More specifically, exposure to advertising may be altering childrens food intake. Children and adolescents are inundated with advertisements which promote unhealthy foods and beverages. It is estimated that US food and beverage companies spend roughly $2 billion each year to market their products to kids. The largest proportion of advertising expenditures roughly 40% of all money spent on food and beverage advertising came from fast food restaurants, followed by carbonated beverages (22%).
By comparison, advertising of fruits and vegetables accounts for just 0.4% of all advertising dollars. Just 0.4% for advertisement of healthy food. TV advertising remains the primary channel through which companies reach children and adolescents. Advertising can have a powerful, subconscious affect on food choices for both adults and children. For example, according to research, TV commercials for snack foods increase consumption of these foods before and after airing.
Early research has demonstrated that children exposed to food advertising consumed more total food energy compared to exposure to non-food advertisements.
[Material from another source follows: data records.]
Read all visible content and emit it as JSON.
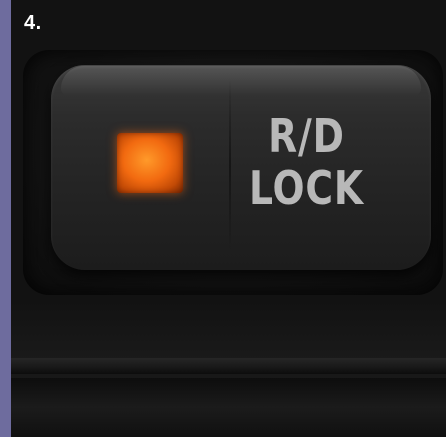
{
  "step": {
    "number": "4."
  },
  "switch": {
    "label_line1": "R/D",
    "label_line2": "LOCK",
    "indicator_state": "on",
    "indicator_color": "#f26a10"
  },
  "colors": {
    "frame": "#6e6c9e",
    "panel": "#121212",
    "label": "#b8b8b8"
  }
}
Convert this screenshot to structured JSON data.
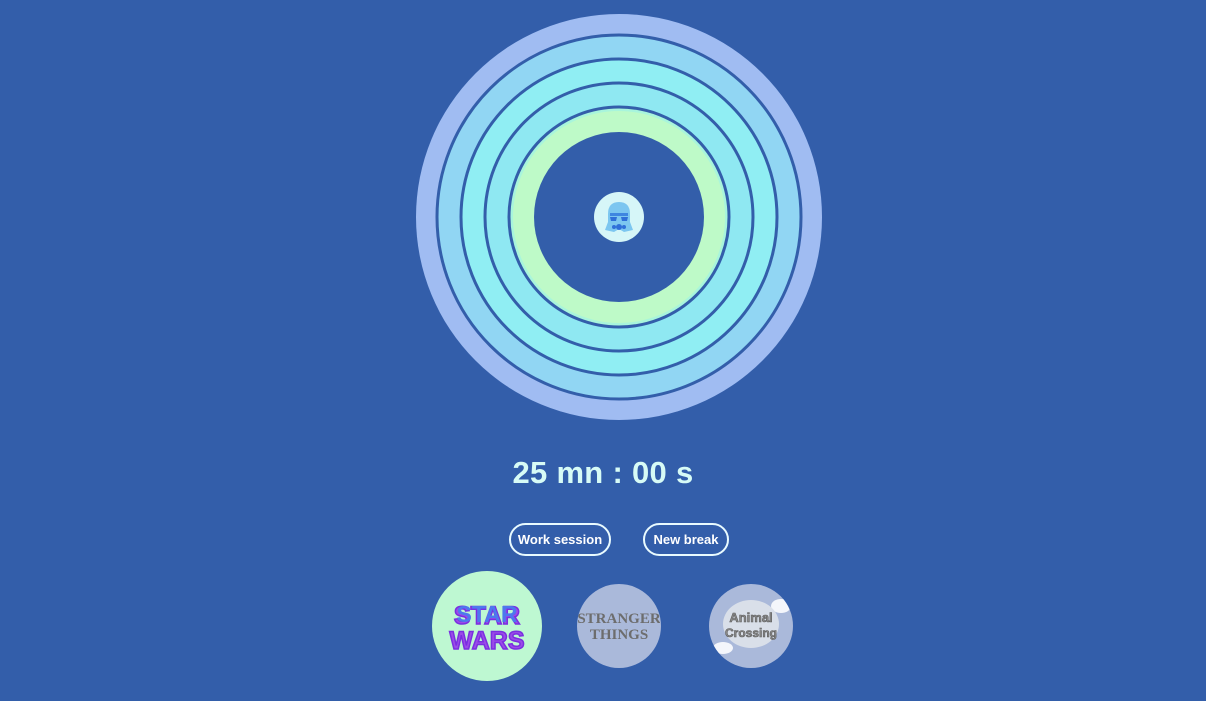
{
  "timer": {
    "display": "25 mn : 00 s"
  },
  "controls": {
    "work_label": "Work session",
    "break_label": "New break"
  },
  "themes": [
    {
      "name": "STAR WARS",
      "line1": "STAR",
      "line2": "WARS",
      "selected": true
    },
    {
      "name": "STRANGER THINGS",
      "line1": "STRANGER",
      "line2": "THINGS",
      "selected": false
    },
    {
      "name": "Animal Crossing",
      "line1": "Animal",
      "line2": "Crossing",
      "selected": false
    }
  ],
  "center_icon": "stormtrooper-helmet-icon",
  "colors": {
    "background": "#335eaa",
    "ring_outer": "#a0bcf2",
    "ring_cyan": "#8fe8f2",
    "ring_inner": "#befac8",
    "text": "#d7fbf6"
  }
}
Elementary-school aged children consumed 45% more snack foods after watching a short cartoon which contained a food advertisement compared to children who watched the same cartoon with advertisements for other, non-food, products.